(Provided entries begins)
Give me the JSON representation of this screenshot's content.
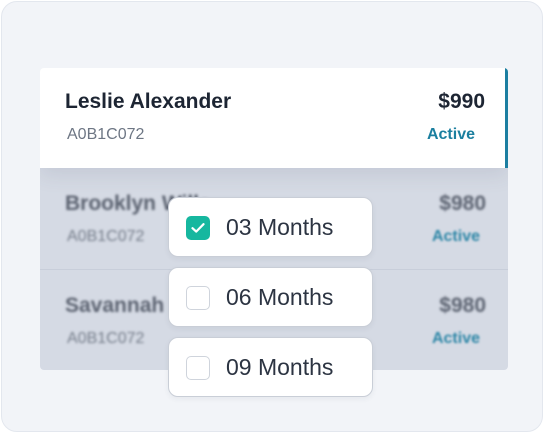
{
  "colors": {
    "accent": "#1c7ea1",
    "status_active": "#1b7f9f",
    "checkbox_checked": "#16b79f",
    "text_primary": "#1d2533",
    "text_secondary": "#6d7684",
    "overlay_bg": "#d5dae4"
  },
  "cards": [
    {
      "name": "Leslie Alexander",
      "code": "A0B1C072",
      "price": "$990",
      "status": "Active",
      "selected": true
    },
    {
      "name": "Brooklyn Wills",
      "code": "A0B1C072",
      "price": "$980",
      "status": "Active",
      "selected": false
    },
    {
      "name": "Savannah Ne",
      "code": "A0B1C072",
      "price": "$980",
      "status": "Active",
      "selected": false
    }
  ],
  "duration_options": [
    {
      "label": "03 Months",
      "checked": true,
      "icon": "check-icon"
    },
    {
      "label": "06 Months",
      "checked": false
    },
    {
      "label": "09 Months",
      "checked": false
    }
  ]
}
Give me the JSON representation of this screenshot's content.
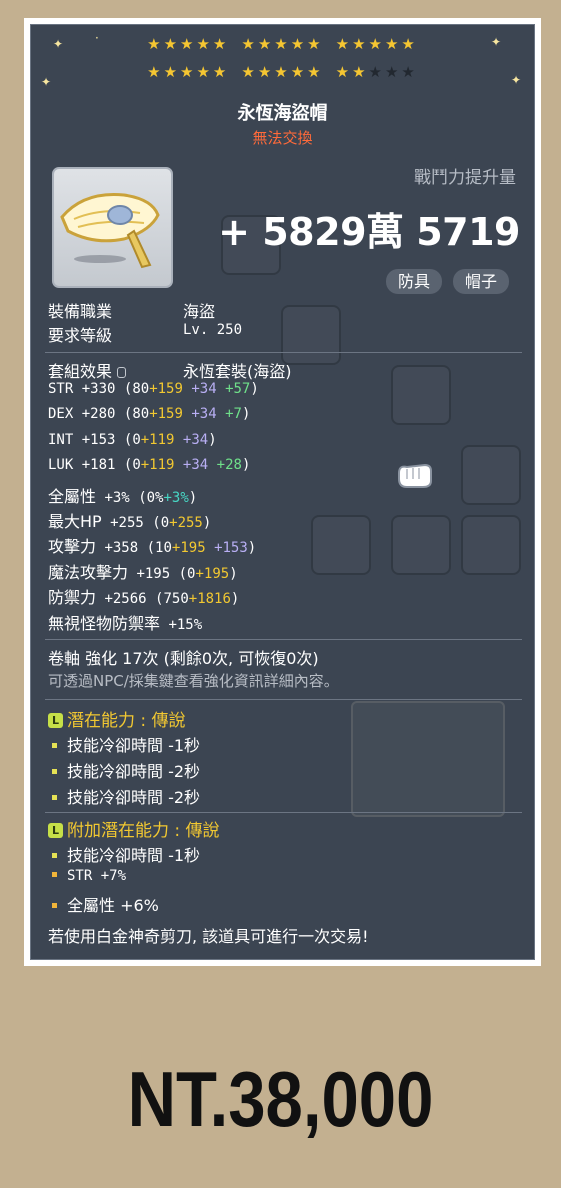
{
  "item": {
    "name": "永恆海盜帽",
    "trade_status": "無法交換",
    "star_force": {
      "total": 25,
      "filled": 22
    },
    "power_label": "戰鬥力提升量",
    "power_value": "+ 5829萬 5719",
    "tags": [
      "防具",
      "帽子"
    ],
    "job_label": "裝備職業",
    "job_value": "海盜",
    "level_label": "要求等級",
    "level_value": "Lv. 250"
  },
  "set": {
    "label": "套組效果",
    "value": "永恆套裝(海盜)"
  },
  "stats": [
    {
      "name": "STR",
      "total": "+330",
      "open": "(80",
      "bonus": "+159",
      "extra": "+34",
      "star": "+57",
      "close": ")"
    },
    {
      "name": "DEX",
      "total": "+280",
      "open": "(80",
      "bonus": "+159",
      "extra": "+34",
      "star": "+7",
      "close": ")"
    },
    {
      "name": "INT",
      "total": "+153",
      "open": "(0",
      "bonus": "+119",
      "extra": "+34",
      "close": ")"
    },
    {
      "name": "LUK",
      "total": "+181",
      "open": "(0",
      "bonus": "+119",
      "extra": "+34",
      "star": "+28",
      "close": ")"
    },
    {
      "name": "全屬性",
      "total": "+3%",
      "open": "(0%",
      "bonus2": "+3%",
      "close": ")"
    },
    {
      "name": "最大HP",
      "total": "+255",
      "open": "(0",
      "bonus": "+255",
      "close": ")"
    },
    {
      "name": "攻擊力",
      "total": "+358",
      "open": "(10",
      "bonus": "+195",
      "extra": "+153",
      "close": ")"
    },
    {
      "name": "魔法攻擊力",
      "total": "+195",
      "open": "(0",
      "bonus": "+195",
      "close": ")"
    },
    {
      "name": "防禦力",
      "total": "+2566",
      "open": "(750",
      "bonus": "+1816",
      "close": ")"
    },
    {
      "name": "無視怪物防禦率",
      "total": "+15%"
    }
  ],
  "scroll": {
    "text": "卷軸 強化 17次 (剩餘0次, 可恢復0次)",
    "hint": "可透過NPC/採集鍵查看強化資訊詳細內容。"
  },
  "potential": {
    "header": "潛在能力 : 傳說",
    "lines": [
      "技能冷卻時間 -1秒",
      "技能冷卻時間 -2秒",
      "技能冷卻時間 -2秒"
    ]
  },
  "additional": {
    "header": "附加潛在能力 : 傳說",
    "lines": [
      "技能冷卻時間 -1秒",
      "STR +7%",
      "全屬性 +6%"
    ]
  },
  "footer": "若使用白金神奇剪刀, 該道具可進行一次交易!",
  "price": "NT.38,000",
  "icons": {
    "badge": "L",
    "lock": "lock-icon"
  },
  "colors": {
    "star": "#f5c632",
    "untradeable": "#ff6a3a",
    "potential": "#f2c831"
  }
}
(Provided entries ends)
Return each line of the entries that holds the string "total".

      "total": 25,
      "total": "+330",
      "total": "+280",
      "total": "+153",
      "total": "+181",
      "total": "+3%",
      "total": "+255",
      "total": "+358",
      "total": "+195",
      "total": "+2566",
      "total": "+15%"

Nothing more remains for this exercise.